List all the lines in these records that hold "total".

Items from an interface collection
BEGIN

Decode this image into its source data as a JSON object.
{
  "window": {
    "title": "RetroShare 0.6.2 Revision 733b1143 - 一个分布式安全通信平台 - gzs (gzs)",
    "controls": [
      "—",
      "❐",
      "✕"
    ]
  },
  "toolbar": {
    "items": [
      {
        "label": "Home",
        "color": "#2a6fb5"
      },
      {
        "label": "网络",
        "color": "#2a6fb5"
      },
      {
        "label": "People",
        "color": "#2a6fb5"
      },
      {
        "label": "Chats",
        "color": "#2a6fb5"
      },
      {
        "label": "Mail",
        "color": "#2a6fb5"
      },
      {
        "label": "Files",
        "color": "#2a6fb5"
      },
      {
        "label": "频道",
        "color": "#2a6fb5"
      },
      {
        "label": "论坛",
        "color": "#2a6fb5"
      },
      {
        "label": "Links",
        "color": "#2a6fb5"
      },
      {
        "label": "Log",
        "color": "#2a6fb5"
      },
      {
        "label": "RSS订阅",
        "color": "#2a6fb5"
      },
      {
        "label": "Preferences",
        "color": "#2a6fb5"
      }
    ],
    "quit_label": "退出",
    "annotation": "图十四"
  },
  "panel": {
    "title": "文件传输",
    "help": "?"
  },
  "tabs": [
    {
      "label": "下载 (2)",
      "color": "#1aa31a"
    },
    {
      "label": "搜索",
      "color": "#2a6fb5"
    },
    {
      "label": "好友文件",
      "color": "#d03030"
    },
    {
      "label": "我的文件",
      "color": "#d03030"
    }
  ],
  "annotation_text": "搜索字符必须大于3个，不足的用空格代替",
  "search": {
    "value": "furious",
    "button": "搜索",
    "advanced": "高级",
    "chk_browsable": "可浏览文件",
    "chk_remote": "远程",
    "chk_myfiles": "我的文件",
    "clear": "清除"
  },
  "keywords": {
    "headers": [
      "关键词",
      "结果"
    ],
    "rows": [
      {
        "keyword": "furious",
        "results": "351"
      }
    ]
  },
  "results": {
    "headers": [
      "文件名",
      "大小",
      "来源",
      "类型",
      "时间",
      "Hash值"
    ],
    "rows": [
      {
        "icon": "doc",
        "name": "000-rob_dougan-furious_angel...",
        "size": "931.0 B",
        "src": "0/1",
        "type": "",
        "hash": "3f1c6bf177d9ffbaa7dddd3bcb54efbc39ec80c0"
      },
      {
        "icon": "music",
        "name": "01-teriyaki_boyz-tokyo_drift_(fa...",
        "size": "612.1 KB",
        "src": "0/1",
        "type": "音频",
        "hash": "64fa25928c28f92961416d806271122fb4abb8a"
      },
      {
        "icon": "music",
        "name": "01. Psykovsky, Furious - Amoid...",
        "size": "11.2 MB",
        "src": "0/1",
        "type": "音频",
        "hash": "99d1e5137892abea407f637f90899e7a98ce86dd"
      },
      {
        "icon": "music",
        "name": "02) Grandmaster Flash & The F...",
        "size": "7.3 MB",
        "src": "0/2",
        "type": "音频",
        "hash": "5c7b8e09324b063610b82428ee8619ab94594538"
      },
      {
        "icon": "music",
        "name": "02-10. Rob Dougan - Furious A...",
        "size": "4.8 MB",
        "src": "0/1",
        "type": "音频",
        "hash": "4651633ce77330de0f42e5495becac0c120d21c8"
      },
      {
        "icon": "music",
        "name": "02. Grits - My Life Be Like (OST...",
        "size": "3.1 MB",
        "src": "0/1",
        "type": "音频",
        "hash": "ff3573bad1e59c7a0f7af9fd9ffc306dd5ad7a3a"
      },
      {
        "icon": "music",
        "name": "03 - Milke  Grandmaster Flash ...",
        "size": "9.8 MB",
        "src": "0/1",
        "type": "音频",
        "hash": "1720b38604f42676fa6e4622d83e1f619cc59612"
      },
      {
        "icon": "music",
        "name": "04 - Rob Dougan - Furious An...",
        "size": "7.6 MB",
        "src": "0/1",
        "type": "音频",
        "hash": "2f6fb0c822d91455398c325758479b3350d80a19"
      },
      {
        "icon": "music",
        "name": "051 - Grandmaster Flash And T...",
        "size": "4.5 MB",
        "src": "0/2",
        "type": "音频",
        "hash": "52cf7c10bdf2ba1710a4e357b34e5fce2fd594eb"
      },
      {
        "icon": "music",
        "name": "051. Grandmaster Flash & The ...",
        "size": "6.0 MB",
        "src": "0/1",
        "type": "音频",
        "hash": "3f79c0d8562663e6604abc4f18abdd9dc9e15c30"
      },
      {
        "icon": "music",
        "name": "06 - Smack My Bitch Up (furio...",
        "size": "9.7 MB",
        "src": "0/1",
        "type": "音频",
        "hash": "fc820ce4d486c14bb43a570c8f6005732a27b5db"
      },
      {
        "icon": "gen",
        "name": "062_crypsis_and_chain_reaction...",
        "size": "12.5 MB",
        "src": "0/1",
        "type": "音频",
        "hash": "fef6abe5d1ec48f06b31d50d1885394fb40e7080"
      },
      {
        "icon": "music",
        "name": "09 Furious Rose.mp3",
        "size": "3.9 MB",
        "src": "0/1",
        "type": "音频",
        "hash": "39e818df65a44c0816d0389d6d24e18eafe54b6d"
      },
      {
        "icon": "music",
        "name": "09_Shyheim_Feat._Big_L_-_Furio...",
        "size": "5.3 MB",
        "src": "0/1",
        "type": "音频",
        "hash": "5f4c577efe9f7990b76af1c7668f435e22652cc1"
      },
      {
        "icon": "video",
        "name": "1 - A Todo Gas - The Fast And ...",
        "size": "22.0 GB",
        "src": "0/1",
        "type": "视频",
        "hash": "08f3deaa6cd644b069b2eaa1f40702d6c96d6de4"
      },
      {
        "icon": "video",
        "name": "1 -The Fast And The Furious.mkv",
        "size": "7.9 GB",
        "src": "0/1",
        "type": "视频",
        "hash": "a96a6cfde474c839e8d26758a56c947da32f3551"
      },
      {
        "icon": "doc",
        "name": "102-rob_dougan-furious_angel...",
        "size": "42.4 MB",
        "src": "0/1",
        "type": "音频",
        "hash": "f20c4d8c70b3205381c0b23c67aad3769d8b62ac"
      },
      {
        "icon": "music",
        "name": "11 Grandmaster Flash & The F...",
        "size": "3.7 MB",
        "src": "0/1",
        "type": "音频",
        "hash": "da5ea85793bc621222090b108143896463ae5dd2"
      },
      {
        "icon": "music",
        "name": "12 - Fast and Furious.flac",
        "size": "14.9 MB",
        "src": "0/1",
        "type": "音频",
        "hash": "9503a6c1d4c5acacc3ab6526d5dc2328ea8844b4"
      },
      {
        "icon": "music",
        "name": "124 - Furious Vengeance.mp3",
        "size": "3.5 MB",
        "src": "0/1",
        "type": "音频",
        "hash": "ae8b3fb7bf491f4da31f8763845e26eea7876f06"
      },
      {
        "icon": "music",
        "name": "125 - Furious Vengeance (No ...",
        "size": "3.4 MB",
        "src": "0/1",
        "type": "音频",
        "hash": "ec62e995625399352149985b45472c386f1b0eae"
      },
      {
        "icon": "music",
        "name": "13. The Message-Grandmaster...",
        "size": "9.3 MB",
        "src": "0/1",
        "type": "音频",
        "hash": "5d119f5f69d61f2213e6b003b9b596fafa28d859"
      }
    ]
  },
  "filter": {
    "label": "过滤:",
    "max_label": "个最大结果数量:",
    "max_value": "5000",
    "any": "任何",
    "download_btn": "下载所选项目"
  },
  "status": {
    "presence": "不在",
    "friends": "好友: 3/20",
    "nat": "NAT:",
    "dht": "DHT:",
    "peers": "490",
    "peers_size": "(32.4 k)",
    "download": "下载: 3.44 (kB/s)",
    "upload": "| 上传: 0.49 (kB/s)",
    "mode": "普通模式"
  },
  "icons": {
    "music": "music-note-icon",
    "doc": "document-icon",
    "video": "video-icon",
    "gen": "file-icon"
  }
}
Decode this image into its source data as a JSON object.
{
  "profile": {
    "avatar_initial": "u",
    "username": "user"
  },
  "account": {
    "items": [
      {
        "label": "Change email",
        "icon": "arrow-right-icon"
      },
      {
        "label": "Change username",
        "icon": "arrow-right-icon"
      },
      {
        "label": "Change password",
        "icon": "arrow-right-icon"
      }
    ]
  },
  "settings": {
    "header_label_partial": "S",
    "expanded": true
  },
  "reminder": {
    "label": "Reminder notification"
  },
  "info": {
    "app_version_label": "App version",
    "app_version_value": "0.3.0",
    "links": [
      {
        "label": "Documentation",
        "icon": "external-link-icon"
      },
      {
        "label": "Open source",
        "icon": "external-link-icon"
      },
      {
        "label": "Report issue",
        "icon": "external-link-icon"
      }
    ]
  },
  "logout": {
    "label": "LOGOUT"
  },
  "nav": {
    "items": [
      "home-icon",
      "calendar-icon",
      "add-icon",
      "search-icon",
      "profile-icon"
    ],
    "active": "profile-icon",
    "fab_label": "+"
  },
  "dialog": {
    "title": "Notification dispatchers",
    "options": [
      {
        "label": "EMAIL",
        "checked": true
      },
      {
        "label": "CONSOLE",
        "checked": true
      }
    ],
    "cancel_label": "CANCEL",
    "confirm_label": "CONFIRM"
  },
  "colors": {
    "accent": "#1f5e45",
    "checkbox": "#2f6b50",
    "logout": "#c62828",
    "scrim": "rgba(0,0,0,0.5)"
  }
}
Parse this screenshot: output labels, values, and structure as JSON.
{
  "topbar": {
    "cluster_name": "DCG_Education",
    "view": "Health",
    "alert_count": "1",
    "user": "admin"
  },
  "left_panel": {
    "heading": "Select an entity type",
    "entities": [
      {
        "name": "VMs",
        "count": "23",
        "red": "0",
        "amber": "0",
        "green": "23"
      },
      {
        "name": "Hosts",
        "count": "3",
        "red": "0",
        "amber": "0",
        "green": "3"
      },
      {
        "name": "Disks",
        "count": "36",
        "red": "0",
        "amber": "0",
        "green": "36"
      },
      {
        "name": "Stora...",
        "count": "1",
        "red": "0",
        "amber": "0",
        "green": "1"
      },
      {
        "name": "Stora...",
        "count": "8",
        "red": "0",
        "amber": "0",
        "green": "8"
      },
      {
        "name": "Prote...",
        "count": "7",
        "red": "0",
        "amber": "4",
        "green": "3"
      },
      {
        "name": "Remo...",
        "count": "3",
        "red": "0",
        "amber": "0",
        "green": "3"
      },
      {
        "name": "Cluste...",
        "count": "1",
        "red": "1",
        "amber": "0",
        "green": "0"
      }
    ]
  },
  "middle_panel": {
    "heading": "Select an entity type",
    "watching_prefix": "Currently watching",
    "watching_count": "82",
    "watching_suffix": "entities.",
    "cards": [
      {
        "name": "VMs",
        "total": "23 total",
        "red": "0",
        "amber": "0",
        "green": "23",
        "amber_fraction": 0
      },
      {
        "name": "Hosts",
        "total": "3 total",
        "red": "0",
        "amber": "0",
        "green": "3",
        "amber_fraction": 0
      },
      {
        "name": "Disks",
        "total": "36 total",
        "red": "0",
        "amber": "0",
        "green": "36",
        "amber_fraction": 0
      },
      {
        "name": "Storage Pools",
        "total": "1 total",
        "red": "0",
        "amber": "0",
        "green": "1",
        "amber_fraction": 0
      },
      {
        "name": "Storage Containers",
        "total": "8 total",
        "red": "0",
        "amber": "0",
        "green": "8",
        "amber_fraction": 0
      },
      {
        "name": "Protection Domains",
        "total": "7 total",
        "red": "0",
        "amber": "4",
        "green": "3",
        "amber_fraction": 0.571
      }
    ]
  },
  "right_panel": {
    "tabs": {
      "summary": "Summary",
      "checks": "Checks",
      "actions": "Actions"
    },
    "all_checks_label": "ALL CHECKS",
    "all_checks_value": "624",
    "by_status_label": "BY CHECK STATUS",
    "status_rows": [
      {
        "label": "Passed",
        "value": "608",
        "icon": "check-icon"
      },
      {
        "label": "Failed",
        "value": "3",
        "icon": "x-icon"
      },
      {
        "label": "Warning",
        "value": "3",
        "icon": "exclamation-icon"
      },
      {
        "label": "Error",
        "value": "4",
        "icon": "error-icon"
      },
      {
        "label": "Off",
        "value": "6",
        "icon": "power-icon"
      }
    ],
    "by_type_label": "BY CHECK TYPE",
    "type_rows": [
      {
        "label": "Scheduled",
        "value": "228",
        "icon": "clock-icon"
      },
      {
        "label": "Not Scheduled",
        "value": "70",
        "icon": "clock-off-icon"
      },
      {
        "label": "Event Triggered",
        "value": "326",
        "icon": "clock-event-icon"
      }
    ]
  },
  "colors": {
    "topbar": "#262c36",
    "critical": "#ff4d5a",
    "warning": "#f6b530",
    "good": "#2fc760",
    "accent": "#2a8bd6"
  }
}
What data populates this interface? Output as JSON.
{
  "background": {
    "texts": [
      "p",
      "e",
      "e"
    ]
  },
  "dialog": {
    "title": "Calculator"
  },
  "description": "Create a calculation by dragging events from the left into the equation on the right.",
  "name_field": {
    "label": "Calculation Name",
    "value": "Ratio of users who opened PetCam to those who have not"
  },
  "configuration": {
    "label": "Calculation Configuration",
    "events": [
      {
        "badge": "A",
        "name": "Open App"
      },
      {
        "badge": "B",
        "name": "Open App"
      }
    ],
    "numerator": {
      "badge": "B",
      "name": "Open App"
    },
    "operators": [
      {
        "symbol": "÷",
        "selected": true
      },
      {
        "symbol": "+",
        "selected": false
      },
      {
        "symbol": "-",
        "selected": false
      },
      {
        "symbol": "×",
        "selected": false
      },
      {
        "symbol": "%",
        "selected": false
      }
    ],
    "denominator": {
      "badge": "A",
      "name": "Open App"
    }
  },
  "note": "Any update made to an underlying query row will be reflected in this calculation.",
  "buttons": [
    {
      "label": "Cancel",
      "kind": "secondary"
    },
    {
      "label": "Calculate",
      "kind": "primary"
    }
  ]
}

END

* _Exercise response_:
        "total": "23 total",
        "total": "3 total",
        "total": "36 total",
        "total": "1 total",
        "total": "8 total",
        "total": "7 total",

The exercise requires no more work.